The federal Department of Health and Human Services announced Thursday that it will reconsider a longstanding denial of gender-confirming surgeries for transgender people on federally subsidized healthcare.
Since 1989, both Medicare and Medicaid, the federally-run health program for low-income families and individuals, have explicitly excluded the coverage of gender confirmation surgeries for transgender individuals, reports The Advocate
“Under National Coverage Determination 140.3, the programs have been exempted from covering these surgeries, though the data cited in the government’s justification is based on a 1981 National Center for Health Care Technology report. “Because of the lack of well controlled, long term studies of the safety and effectiveness of the surgical procedures and attendant therapies for transsexuals, the treatment is considered experimental,” reads the report in its explanation for why such procedures are not covered by insurance. “Moreover, there is a high rate of serious complications for these surgical procedures. For these reasons, transsexual surgery is not covered.”

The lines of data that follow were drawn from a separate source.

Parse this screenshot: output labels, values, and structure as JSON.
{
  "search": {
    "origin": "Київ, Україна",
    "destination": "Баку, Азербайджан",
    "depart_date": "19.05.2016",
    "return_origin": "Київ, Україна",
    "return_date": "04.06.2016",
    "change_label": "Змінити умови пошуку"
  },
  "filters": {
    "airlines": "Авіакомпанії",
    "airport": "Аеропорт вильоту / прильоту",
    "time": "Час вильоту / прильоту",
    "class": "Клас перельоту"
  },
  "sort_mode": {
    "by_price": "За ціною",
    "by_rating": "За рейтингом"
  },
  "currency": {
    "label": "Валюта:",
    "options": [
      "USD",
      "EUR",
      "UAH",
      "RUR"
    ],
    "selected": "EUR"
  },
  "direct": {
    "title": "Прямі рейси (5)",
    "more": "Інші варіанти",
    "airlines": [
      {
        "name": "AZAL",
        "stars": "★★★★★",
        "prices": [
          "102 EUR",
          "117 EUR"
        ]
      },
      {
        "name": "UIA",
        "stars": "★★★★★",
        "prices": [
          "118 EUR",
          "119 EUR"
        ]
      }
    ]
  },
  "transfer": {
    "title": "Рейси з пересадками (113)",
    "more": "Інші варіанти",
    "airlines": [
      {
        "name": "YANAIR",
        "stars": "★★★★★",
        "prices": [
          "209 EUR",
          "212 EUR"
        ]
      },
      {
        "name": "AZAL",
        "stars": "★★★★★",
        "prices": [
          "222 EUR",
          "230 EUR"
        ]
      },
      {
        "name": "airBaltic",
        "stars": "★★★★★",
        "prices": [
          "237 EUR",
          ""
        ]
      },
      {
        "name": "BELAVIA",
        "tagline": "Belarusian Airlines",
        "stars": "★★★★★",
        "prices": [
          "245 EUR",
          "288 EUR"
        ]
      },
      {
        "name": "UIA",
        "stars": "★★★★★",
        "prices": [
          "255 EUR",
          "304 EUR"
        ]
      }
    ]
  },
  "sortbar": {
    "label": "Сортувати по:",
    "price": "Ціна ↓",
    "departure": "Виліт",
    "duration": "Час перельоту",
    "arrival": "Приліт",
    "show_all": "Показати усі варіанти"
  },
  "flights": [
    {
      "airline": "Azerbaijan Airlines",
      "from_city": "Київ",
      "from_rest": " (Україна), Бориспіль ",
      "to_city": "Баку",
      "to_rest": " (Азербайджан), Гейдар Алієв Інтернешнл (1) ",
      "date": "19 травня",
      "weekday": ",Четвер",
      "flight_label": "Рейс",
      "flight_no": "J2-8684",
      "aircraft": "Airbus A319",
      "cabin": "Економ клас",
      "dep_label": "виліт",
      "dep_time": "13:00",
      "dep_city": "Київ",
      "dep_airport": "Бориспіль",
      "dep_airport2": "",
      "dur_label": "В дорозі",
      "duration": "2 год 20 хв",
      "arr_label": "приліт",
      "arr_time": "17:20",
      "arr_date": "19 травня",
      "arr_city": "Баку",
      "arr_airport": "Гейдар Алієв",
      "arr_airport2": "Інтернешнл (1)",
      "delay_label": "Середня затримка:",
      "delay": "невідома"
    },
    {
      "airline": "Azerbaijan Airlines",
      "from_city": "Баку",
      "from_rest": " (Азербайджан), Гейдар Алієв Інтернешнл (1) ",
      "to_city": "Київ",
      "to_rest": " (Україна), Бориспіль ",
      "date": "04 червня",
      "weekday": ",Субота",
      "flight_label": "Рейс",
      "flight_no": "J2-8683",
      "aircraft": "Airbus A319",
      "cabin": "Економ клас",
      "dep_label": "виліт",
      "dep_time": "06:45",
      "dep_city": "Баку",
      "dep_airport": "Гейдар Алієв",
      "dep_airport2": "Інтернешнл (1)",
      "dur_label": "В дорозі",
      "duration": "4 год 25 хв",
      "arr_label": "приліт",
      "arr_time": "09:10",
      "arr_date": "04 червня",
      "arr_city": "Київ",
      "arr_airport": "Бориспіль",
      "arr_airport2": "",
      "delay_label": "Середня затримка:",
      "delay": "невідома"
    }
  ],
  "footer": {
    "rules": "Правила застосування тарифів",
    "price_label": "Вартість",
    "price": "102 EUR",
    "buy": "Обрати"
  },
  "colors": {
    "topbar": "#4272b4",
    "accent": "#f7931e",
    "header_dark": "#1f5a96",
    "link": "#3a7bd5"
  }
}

“A lot has changed since 1981, however. The American Medical Association and American Psychological Association have since issued statements in support of gender-confirmation surgeries as a medical necessity and acceptable treatment for those suffering from gender dysphoria.

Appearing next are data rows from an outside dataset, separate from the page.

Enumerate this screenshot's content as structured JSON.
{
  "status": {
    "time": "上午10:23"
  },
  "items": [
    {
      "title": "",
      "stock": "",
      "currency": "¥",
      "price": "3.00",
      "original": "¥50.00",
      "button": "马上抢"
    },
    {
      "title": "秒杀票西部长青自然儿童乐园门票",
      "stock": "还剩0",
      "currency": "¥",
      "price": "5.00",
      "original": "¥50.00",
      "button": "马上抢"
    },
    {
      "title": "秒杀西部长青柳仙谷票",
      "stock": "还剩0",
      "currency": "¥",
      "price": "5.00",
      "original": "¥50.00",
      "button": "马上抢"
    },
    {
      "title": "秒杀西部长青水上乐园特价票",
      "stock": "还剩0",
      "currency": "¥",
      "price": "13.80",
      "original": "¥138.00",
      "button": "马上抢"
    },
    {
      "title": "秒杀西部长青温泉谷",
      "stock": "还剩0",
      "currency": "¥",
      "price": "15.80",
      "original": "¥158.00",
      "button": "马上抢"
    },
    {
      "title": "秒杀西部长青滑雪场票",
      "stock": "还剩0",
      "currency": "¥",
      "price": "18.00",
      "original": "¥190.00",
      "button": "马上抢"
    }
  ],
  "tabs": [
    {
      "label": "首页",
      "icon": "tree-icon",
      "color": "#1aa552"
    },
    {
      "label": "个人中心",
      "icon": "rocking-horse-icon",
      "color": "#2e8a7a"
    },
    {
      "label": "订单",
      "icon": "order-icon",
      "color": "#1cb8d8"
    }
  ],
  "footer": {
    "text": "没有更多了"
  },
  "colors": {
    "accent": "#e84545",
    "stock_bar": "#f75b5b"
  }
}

“In a ruling released December 2, the Department of Health and Human Services Departmental Appeals Board declared that the current National Coverage Determination record “is not complete and adequate to support the validity” of the determination excluding coverage for gender-confirming surgeries. The board determined that the 1981 report, which reviewed medical and scientific sources published between 1966 and 1980, is no longer “reasonable in light of subsequent developments.” Continue reading “Medicare reconsiders surgery rules”